A Second ChanceAuthor:Lindsey Shook
MDa gives a historic San Francisco home a new life
“Consistent storylines in MDa’s (Malcolm Davis Architecture) work are warmth and modernity. We find that those two qualities can frequently be at odds,” says architect Malcolm Davis about his firm’s work. Known for curating structures that flawlessly combine contrasting elements, MDa’s projects often playing with solids and voids, rough textures and smooth, open spaces and cozy nooks, an old house with a new interior. “Our work is more a feeling than a specific look and includes both renovations and new houses from the ground up,” Davis notes.
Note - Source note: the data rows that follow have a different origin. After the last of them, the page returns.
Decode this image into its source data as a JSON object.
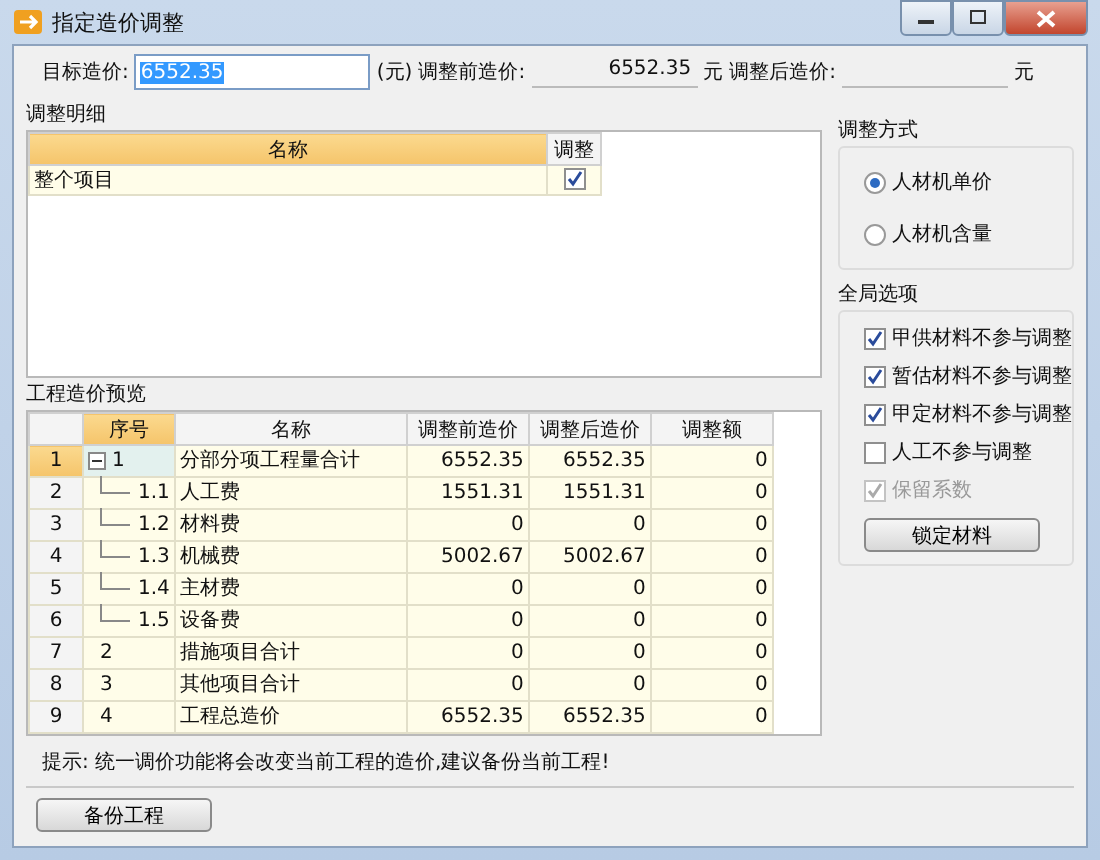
{
  "window": {
    "title": "指定造价调整"
  },
  "target": {
    "label": "目标造价:",
    "value": "6552.35",
    "unit": "(元)"
  },
  "before": {
    "label": "调整前造价:",
    "value": "6552.35",
    "unit": "元"
  },
  "after": {
    "label": "调整后造价:",
    "unit": "元"
  },
  "detail": {
    "title": "调整明细",
    "columns": [
      "名称",
      "调整"
    ],
    "rows": [
      {
        "name": "整个项目",
        "checked": true
      }
    ]
  },
  "preview": {
    "title": "工程造价预览",
    "columns": [
      "序号",
      "名称",
      "调整前造价",
      "调整后造价",
      "调整额"
    ],
    "rows": [
      {
        "row": "1",
        "seq": "1",
        "name": "分部分项工程量合计",
        "before": "6552.35",
        "after": "6552.35",
        "diff": "0",
        "selected": true,
        "expanded": true,
        "children": [
          {
            "row": "2",
            "seq": "1.1",
            "name": "人工费",
            "before": "1551.31",
            "after": "1551.31",
            "diff": "0",
            "selected": false
          },
          {
            "row": "3",
            "seq": "1.2",
            "name": "材料费",
            "before": "0",
            "after": "0",
            "diff": "0",
            "selected": false
          },
          {
            "row": "4",
            "seq": "1.3",
            "name": "机械费",
            "before": "5002.67",
            "after": "5002.67",
            "diff": "0",
            "selected": false
          },
          {
            "row": "5",
            "seq": "1.4",
            "name": "主材费",
            "before": "0",
            "after": "0",
            "diff": "0",
            "selected": false
          },
          {
            "row": "6",
            "seq": "1.5",
            "name": "设备费",
            "before": "0",
            "after": "0",
            "diff": "0",
            "selected": false
          }
        ]
      },
      {
        "row": "7",
        "seq": "2",
        "name": "措施项目合计",
        "before": "0",
        "after": "0",
        "diff": "0",
        "selected": false
      },
      {
        "row": "8",
        "seq": "3",
        "name": "其他项目合计",
        "before": "0",
        "after": "0",
        "diff": "0",
        "selected": false
      },
      {
        "row": "9",
        "seq": "4",
        "name": "工程总造价",
        "before": "6552.35",
        "after": "6552.35",
        "diff": "0",
        "selected": false
      }
    ]
  },
  "method": {
    "title": "调整方式",
    "options": [
      {
        "label": "人材机单价",
        "selected": true
      },
      {
        "label": "人材机含量",
        "selected": false
      }
    ]
  },
  "global": {
    "title": "全局选项",
    "options": [
      {
        "label": "甲供材料不参与调整",
        "checked": true,
        "disabled": false
      },
      {
        "label": "暂估材料不参与调整",
        "checked": true,
        "disabled": false
      },
      {
        "label": "甲定材料不参与调整",
        "checked": true,
        "disabled": false
      },
      {
        "label": "人工不参与调整",
        "checked": false,
        "disabled": false
      },
      {
        "label": "保留系数",
        "checked": true,
        "disabled": true
      }
    ],
    "button": "锁定材料"
  },
  "hint": "提示: 统一调价功能将会改变当前工程的造价,建议备份当前工程!",
  "backup_button": "备份工程"
}
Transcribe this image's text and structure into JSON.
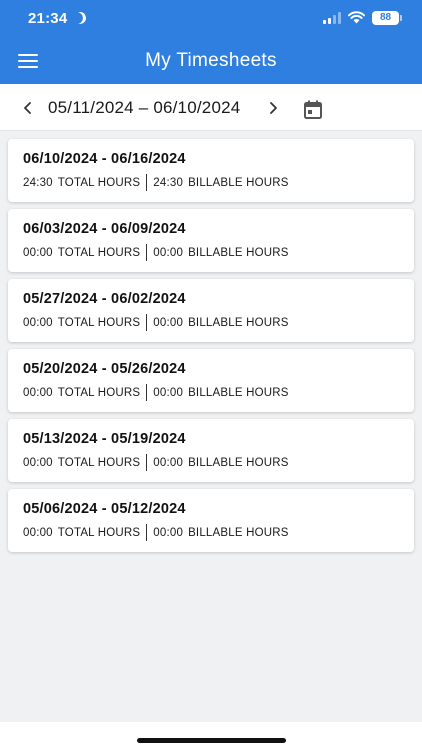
{
  "status_bar": {
    "time": "21:34",
    "battery": "88"
  },
  "app_bar": {
    "title": "My Timesheets",
    "menu_icon": "hamburger-menu-icon"
  },
  "range": {
    "label": "05/11/2024 – 06/10/2024",
    "prev_icon": "chevron-left-icon",
    "next_icon": "chevron-right-icon",
    "calendar_icon": "calendar-icon"
  },
  "timesheets": [
    {
      "period": "06/10/2024 - 06/16/2024",
      "total_hours": "24:30",
      "total_label": "TOTAL HOURS",
      "billable_hours": "24:30",
      "billable_label": "BILLABLE HOURS"
    },
    {
      "period": "06/03/2024 - 06/09/2024",
      "total_hours": "00:00",
      "total_label": "TOTAL HOURS",
      "billable_hours": "00:00",
      "billable_label": "BILLABLE HOURS"
    },
    {
      "period": "05/27/2024 - 06/02/2024",
      "total_hours": "00:00",
      "total_label": "TOTAL HOURS",
      "billable_hours": "00:00",
      "billable_label": "BILLABLE HOURS"
    },
    {
      "period": "05/20/2024 - 05/26/2024",
      "total_hours": "00:00",
      "total_label": "TOTAL HOURS",
      "billable_hours": "00:00",
      "billable_label": "BILLABLE HOURS"
    },
    {
      "period": "05/13/2024 - 05/19/2024",
      "total_hours": "00:00",
      "total_label": "TOTAL HOURS",
      "billable_hours": "00:00",
      "billable_label": "BILLABLE HOURS"
    },
    {
      "period": "05/06/2024 - 05/12/2024",
      "total_hours": "00:00",
      "total_label": "TOTAL HOURS",
      "billable_hours": "00:00",
      "billable_label": "BILLABLE HOURS"
    }
  ],
  "colors": {
    "primary": "#2f7fe0",
    "background": "#f0f1f2",
    "card": "#ffffff"
  }
}
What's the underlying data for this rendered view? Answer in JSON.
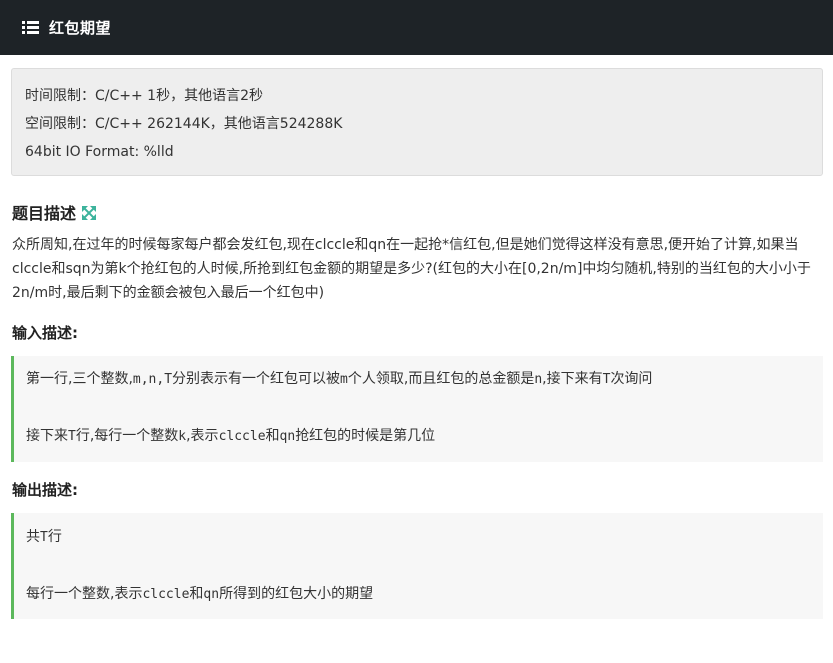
{
  "header": {
    "icon": "list-icon",
    "title": "红包期望"
  },
  "limits": {
    "time": "时间限制：C/C++ 1秒，其他语言2秒",
    "space": "空间限制：C/C++ 262144K，其他语言524288K",
    "format": "64bit IO Format: %lld"
  },
  "description": {
    "title": "题目描述",
    "expand_icon": "expand-icon",
    "text": "众所周知,在过年的时候每家每户都会发红包,现在clccle和qn在一起抢*信红包,但是她们觉得这样没有意思,便开始了计算,如果当clccle和sqn为第k个抢红包的人时候,所抢到红包金额的期望是多少?(红包的大小在[0,2n/m]中均匀随机,特别的当红包的大小小于2n/m时,最后剩下的金额会被包入最后一个红包中)"
  },
  "input": {
    "title": "输入描述:",
    "line1": {
      "a": "第一行,三个整数,",
      "b": "m,n,T",
      "c": "分别表示有一个红包可以被",
      "d": "m",
      "e": "个人领取,而且红包的总金额是",
      "f": "n",
      "g": ",接下来有",
      "h": "T",
      "i": "次询问"
    },
    "line2": {
      "a": "接下来",
      "b": "T",
      "c": "行,每行一个整数",
      "d": "k",
      "e": ",表示",
      "f": "clccle",
      "g": "和",
      "h": "qn",
      "i": "抢红包的时候是第几位"
    }
  },
  "output": {
    "title": "输出描述:",
    "line1": {
      "a": "共",
      "b": "T",
      "c": "行"
    },
    "line2": {
      "a": "每行一个整数,表示",
      "b": "clccle",
      "c": "和",
      "d": "qn",
      "e": "所得到的红包大小的期望"
    }
  },
  "colors": {
    "header_bg": "#1e2327",
    "accent_green": "#5cb85c",
    "expand_icon": "#3cb39c"
  }
}
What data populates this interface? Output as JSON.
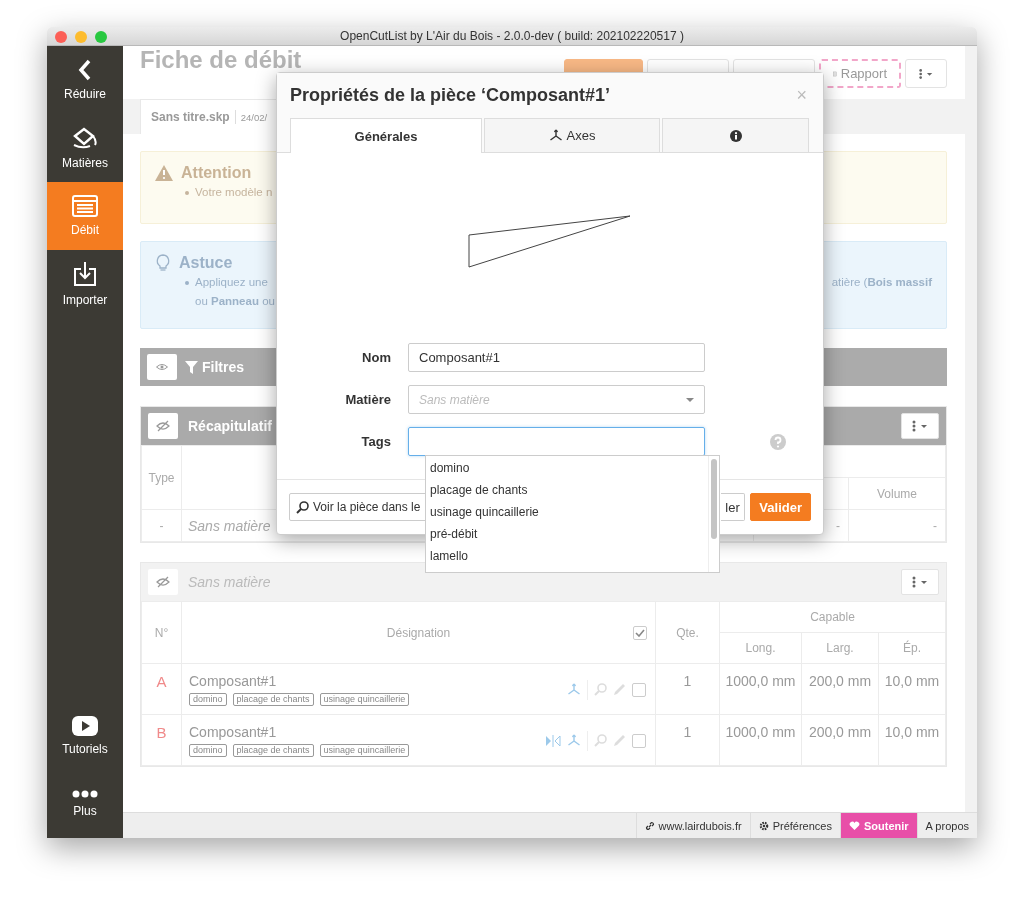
{
  "window": {
    "title": "OpenCutList by L'Air du Bois - 2.0.0-dev ( build: 202102220517 )"
  },
  "sidebar": {
    "items": [
      {
        "label": "Réduire",
        "selected": false
      },
      {
        "label": "Matières",
        "selected": false
      },
      {
        "label": "Débit",
        "selected": true
      },
      {
        "label": "Importer",
        "selected": false
      }
    ],
    "bottom_items": [
      {
        "label": "Tutoriels",
        "selected": false
      },
      {
        "label": "Plus",
        "selected": false
      }
    ]
  },
  "header": {
    "title": "Fiche de débit",
    "buttons": [
      {
        "kind": "primary"
      },
      {
        "kind": "default"
      },
      {
        "kind": "default"
      },
      {
        "kind": "report",
        "label": "Rapport"
      },
      {
        "kind": "menu"
      }
    ]
  },
  "document": {
    "name": "Sans titre.skp",
    "date": "24/02/"
  },
  "alerts": [
    {
      "kind": "warning",
      "title": "Attention",
      "lines": [
        {
          "left": "Votre modèle n"
        }
      ]
    },
    {
      "kind": "tip",
      "title": "Astuce",
      "lines": [
        {
          "left": "Appliquez une",
          "right": "atière (**Bois massif**"
        },
        {
          "left": "ou **Panneau** ou"
        }
      ]
    }
  ],
  "filters": {
    "label": "Filtres"
  },
  "summary": {
    "title": "Récapitulatif",
    "columns": {
      "type": "Type",
      "volume": "Volume"
    },
    "rows": [
      {
        "type": "-",
        "material": "Sans matière",
        "column_3": "-",
        "volume": "-"
      }
    ]
  },
  "group": {
    "title": "Sans matière",
    "select_all_checked": true,
    "columns": {
      "number": "N°",
      "designation": "Désignation",
      "quantity": "Qte.",
      "capable": "Capable",
      "length": "Long.",
      "width": "Larg.",
      "thickness": "Ép."
    },
    "rows": [
      {
        "number": "A",
        "name": "Composant#1",
        "tags": [
          "domino",
          "placage de chants",
          "usinage quincaillerie"
        ],
        "mirrored": false,
        "checked": false,
        "quantity": "1",
        "length": "1000,0 mm",
        "width": "200,0 mm",
        "thickness": "10,0 mm"
      },
      {
        "number": "B",
        "name": "Composant#1",
        "tags": [
          "domino",
          "placage de chants",
          "usinage quincaillerie"
        ],
        "mirrored": true,
        "checked": false,
        "quantity": "1",
        "length": "1000,0 mm",
        "width": "200,0 mm",
        "thickness": "10,0 mm"
      }
    ]
  },
  "modal": {
    "title": "Propriétés de la pièce ‘Composant#1’",
    "close": "×",
    "tabs": [
      {
        "kind": "text",
        "label": "Générales",
        "selected": true
      },
      {
        "kind": "axes",
        "label": "Axes",
        "selected": false
      },
      {
        "kind": "info",
        "selected": false
      }
    ],
    "fields": [
      {
        "kind": "text",
        "label": "Nom",
        "value": "Composant#1"
      },
      {
        "kind": "select",
        "label": "Matière",
        "placeholder": "Sans matière"
      },
      {
        "kind": "tags",
        "label": "Tags",
        "focused": true
      }
    ],
    "dropdown": [
      "domino",
      "placage de chants",
      "usinage quincaillerie",
      "pré-débit",
      "lamello"
    ],
    "buttons": [
      {
        "kind": "view",
        "label": "Voir la pièce dans le"
      },
      {
        "kind": "cancel",
        "label": "ler"
      },
      {
        "kind": "primary",
        "label": "Valider"
      }
    ]
  },
  "footer": {
    "links": [
      {
        "kind": "website",
        "label": "www.lairdubois.fr"
      },
      {
        "kind": "preferences",
        "label": "Préférences"
      },
      {
        "kind": "support",
        "label": "Soutenir"
      },
      {
        "kind": "about",
        "label": "A propos"
      }
    ]
  }
}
They applied this unique approach to architecture when hired to renovate a 1907 3,800-square-foot, shingled home that was a classic example of the First Bay Tradition. “The existing structure itself had enormous potential, but was in need of some overarching plan organization and daylighting interventions,” says Davis. “The front half of the home had been well preserved and the original details that remained were fiercely protected during the remodel. However, further from the street face a series of remodels and additions left the floor plan disorganized, and the mismanaged square footage left the home living much smaller than its size suggested.”
Located in one of San Francisco’s most family-friendly neighborhoods, the clients were passionate about preserving while modernizing the historic home. “The renovation sought to enhance the home’s character while simplifying its layout, improving the outdoor connection, and introducing daylight in unexpected ways,” says Davis. Aside from honoring the home’s origins, the clients main request was for the team to curate warm, modern, liveable spaces that were useful and not too formal. “We chose to do so by paying respect to the original house by employing timeless details in a contemporary way,” he says. “We weren’t trying to erase the historic nature of the home, and instead chose to use the same finishes one would have expected to see in the original home, but in their modern interpretations.”
Another goal set by the clients was to introduce more natural daylight, which is one of the main reasons they hired MDa, and open the home up to the back garden. “We are extremely happy with the quality of daylight in the newly renovated home,” says Davis. “The reorganized central circulation axis also provided the opportunity to share daylight from new strategically placed skylights between rooms and floor levels. This centralized circulation spine acts as an “interior street” and creates the opportunity to share daylight with adjacent spaces.”
Pops of bold color play a resounding role in the dramatic update of the home. “The dark flooring found throughout the home was also a must-have of the clients,” he notes. “She loves the resulting contrast and heightened dynamic nature of all the spaces. We decided to play up that rich dark coloring on the rear elevation as well, using dark stained shingles and dark stained vertical wood siding.”
When the house was complete Davis recalls the clients saying “MDa did an amazing job of letting in light from all directions so every time I walk into a room, it feels different depending on the time of day. We also wanted the house to patina over time and with our family living in it—this was a constant underlying theme as we made design choices.”